The Need for India’s Independent Strategy on IOR

The first two components of India’s Indian Ocean strategy are independent in nature and evolved to counter China’s economic and military advances in the littoral states of IOR, which are also India’s immediate neighbourhood. The BIMSTEC and SAGAR initiatives emphasized on cooperation in the fields of Blue Economy. Most of the areas identified for mutual cooperation in these initiatives are directly associated with Blue Economy and each of the member country’s EEZ. So far, no strategy has been devised by the littoral states to collectively counter extra regional powers encroachments in the name of FONOP particularly in the EEZs of the member states. For India alone, IOR is so important that more than 90 percent of its oil imports, 95 percent of trade volume happens through the region.

Any militarization of the region by the external powers will seriously pose a great threat. India needs to emerge as a real ‘net security provider’ and to take a lead role as a regional power in this area to protect not only its interests but also interests of other states. Unfortunately, India’s strategy for IOR has been concentrated mostly in and around the Bay of Bengal region. India needs to first clearly define IOR for its larger interests and devise a grand strategy to protect the same. The Grand Strategy must include apart from vision for protecting its geo-economic, geostrategic and security interests, ways and means to reach those objectives. As long as India depends on collaborations with extra regional powers for arms deals, financial assistances and collective security exercises, it may not be able to justify its ambitions of emerging as at least a regional power.

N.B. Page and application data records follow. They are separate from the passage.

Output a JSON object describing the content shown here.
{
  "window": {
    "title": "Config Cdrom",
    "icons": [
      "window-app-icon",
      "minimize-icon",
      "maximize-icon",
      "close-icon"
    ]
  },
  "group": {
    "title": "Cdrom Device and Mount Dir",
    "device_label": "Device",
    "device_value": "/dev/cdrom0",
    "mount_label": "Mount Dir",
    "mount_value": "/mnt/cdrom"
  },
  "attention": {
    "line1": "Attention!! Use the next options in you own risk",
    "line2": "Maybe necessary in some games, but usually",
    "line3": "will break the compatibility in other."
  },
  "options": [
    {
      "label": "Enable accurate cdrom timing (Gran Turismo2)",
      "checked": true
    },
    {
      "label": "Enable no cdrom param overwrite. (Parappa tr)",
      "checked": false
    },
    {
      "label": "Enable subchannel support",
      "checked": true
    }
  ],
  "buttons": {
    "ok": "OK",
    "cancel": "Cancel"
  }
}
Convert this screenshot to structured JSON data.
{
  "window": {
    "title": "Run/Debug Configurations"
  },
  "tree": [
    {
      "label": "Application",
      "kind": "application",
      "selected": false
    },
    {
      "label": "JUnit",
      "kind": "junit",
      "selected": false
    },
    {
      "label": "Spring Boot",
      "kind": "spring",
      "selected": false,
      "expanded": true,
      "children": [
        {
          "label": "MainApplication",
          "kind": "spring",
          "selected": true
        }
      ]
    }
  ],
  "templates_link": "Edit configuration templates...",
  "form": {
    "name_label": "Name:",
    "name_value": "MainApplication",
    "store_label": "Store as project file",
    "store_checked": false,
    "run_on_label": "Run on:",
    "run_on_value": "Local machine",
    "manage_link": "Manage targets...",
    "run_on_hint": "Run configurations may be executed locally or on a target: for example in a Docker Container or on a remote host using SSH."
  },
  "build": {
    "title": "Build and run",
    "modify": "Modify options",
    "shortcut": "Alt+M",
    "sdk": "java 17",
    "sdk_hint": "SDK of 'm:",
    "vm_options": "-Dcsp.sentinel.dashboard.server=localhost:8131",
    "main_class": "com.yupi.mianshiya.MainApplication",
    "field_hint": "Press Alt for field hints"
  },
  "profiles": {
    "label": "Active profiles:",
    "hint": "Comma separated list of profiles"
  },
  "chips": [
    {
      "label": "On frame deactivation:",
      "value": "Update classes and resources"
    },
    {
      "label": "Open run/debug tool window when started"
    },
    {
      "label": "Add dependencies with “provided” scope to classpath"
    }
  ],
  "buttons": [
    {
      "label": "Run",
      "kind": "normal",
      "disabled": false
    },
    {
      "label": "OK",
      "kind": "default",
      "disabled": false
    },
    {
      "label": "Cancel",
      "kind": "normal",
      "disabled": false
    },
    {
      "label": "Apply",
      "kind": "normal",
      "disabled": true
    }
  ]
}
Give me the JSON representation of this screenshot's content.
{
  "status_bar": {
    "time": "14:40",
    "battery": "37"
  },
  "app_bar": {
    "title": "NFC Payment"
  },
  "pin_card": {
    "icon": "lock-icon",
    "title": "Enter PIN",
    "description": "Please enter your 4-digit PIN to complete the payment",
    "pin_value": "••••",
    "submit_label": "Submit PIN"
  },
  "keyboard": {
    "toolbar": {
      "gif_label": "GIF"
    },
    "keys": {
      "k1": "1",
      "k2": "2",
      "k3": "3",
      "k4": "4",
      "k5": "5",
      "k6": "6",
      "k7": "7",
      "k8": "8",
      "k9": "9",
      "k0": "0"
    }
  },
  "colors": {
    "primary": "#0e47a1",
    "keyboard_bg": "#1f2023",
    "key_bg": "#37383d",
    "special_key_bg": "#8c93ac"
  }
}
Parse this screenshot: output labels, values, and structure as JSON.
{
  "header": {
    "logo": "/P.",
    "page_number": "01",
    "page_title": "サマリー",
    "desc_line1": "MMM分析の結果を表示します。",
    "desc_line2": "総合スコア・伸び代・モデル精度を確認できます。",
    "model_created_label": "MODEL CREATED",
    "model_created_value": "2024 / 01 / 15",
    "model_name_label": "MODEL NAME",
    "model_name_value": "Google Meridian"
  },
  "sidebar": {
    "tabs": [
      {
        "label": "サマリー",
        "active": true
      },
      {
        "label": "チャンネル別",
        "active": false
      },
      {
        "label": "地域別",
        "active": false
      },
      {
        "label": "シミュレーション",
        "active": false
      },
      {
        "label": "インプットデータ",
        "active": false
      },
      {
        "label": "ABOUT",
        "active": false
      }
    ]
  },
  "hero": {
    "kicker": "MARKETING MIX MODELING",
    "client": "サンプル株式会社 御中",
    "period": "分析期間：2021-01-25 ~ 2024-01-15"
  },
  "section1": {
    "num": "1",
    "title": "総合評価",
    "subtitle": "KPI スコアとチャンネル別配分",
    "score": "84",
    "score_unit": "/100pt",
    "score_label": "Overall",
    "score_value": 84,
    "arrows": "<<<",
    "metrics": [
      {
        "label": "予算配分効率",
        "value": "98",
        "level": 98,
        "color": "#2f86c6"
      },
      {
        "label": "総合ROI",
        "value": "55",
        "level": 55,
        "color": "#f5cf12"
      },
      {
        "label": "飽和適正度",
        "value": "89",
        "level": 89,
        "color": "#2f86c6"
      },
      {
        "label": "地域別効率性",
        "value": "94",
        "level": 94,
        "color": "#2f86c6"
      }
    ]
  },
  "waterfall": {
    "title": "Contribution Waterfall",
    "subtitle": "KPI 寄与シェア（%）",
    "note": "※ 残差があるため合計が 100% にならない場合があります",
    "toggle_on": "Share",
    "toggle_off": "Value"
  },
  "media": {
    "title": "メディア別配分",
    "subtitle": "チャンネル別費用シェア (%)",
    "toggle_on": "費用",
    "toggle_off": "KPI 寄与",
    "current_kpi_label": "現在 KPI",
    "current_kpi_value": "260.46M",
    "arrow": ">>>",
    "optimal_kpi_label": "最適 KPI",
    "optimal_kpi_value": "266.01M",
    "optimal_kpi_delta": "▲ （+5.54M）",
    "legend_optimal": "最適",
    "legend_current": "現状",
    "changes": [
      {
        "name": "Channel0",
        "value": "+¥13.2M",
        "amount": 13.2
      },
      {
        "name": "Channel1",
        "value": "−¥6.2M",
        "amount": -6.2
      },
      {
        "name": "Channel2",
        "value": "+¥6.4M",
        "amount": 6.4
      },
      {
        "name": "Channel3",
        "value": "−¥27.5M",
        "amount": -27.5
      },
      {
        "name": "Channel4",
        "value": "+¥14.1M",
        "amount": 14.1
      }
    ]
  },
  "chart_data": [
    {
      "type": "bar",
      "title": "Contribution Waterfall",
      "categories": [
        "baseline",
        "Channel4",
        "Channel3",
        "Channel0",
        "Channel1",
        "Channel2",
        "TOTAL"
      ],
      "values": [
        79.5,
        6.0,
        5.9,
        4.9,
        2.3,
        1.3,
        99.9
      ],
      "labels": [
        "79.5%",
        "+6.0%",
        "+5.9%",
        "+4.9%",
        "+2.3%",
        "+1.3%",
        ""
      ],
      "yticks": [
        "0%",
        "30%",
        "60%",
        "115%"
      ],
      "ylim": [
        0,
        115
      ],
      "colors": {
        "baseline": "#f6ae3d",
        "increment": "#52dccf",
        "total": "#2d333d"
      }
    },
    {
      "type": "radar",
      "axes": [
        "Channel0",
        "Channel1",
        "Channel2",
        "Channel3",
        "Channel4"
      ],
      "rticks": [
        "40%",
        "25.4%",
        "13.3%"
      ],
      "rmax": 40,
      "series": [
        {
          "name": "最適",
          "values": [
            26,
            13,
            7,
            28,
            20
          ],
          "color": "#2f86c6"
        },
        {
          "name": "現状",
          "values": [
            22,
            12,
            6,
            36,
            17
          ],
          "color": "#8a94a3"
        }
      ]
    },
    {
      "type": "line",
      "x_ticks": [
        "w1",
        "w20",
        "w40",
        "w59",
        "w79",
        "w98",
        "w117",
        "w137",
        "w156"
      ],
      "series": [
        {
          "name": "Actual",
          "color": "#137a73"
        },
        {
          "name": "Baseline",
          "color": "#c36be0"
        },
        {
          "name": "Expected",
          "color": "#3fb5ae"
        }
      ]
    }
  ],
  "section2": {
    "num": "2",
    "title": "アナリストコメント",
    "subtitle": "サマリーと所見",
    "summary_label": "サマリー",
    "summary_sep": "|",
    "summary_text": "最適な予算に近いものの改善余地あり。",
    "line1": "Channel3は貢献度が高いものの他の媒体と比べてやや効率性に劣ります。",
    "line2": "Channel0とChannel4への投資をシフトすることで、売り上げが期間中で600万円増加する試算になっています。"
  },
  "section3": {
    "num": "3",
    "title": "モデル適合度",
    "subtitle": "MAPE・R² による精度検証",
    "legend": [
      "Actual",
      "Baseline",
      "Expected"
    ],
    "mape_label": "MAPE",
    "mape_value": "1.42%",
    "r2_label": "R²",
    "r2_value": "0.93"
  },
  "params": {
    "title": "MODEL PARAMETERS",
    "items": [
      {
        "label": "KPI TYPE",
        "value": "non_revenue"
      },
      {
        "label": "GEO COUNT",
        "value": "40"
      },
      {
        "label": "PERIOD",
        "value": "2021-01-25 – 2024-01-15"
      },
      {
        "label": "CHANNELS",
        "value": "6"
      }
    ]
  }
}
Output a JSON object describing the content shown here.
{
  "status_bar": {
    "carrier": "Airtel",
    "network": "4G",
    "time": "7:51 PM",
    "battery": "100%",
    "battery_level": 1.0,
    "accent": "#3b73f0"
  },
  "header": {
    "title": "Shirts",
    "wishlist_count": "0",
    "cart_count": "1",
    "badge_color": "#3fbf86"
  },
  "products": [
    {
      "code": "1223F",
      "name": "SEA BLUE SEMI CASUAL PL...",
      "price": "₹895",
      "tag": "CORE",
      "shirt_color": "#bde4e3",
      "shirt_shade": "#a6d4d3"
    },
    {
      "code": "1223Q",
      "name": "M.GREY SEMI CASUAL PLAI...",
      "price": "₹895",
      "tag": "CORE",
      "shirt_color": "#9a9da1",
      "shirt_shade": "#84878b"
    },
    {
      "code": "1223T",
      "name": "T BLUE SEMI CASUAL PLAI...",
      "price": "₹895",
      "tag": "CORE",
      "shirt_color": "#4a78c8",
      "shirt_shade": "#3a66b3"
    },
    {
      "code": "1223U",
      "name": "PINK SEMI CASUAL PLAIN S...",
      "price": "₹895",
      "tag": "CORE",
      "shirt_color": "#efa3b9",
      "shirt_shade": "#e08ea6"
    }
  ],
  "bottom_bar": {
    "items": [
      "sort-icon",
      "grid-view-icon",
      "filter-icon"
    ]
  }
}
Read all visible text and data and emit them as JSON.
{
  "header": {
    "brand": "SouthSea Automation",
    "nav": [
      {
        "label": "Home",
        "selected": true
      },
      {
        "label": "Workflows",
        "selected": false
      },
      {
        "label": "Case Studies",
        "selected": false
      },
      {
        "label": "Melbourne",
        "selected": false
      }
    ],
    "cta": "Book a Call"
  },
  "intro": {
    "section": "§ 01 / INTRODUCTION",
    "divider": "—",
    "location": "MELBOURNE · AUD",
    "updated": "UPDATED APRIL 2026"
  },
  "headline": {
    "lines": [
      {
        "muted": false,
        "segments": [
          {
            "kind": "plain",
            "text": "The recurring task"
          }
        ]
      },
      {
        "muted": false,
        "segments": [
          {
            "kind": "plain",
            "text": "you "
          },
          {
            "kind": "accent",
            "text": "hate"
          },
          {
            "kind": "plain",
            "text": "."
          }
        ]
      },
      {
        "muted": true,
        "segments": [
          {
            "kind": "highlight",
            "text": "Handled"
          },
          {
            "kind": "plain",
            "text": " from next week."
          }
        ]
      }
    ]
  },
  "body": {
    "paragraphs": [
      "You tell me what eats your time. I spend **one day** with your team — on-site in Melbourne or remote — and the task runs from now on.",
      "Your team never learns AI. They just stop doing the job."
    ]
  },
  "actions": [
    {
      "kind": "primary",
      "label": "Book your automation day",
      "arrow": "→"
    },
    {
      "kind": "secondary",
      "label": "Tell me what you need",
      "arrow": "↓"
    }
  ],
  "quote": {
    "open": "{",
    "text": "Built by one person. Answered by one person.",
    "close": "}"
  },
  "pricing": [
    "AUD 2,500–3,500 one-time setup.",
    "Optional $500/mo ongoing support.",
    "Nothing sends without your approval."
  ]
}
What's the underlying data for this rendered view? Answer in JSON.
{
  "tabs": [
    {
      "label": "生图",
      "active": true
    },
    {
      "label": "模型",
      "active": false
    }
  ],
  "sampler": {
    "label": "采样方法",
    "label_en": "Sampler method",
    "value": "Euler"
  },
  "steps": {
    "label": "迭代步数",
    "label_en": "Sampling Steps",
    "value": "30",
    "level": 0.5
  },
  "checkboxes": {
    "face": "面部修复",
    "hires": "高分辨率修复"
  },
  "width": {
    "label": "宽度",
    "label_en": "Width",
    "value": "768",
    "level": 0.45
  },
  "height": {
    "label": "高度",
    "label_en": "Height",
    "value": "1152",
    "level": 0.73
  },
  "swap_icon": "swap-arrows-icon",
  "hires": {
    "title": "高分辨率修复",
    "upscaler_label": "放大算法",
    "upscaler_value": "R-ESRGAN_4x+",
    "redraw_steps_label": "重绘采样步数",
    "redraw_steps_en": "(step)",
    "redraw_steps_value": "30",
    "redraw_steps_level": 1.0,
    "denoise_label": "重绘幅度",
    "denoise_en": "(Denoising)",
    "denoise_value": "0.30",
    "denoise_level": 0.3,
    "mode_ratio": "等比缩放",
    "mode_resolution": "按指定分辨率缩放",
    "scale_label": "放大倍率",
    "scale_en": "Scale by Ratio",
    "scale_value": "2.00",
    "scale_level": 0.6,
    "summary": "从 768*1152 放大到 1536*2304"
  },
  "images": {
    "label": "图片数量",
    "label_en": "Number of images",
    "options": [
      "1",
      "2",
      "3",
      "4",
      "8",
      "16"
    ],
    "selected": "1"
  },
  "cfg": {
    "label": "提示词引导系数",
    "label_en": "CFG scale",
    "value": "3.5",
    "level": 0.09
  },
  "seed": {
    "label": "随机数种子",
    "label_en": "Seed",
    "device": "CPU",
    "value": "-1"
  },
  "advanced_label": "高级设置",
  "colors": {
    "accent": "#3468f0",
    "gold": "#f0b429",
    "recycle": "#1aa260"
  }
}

*The author is an Assistant Professor at the Department of Political Science, Central University of Sikkim, Gangtok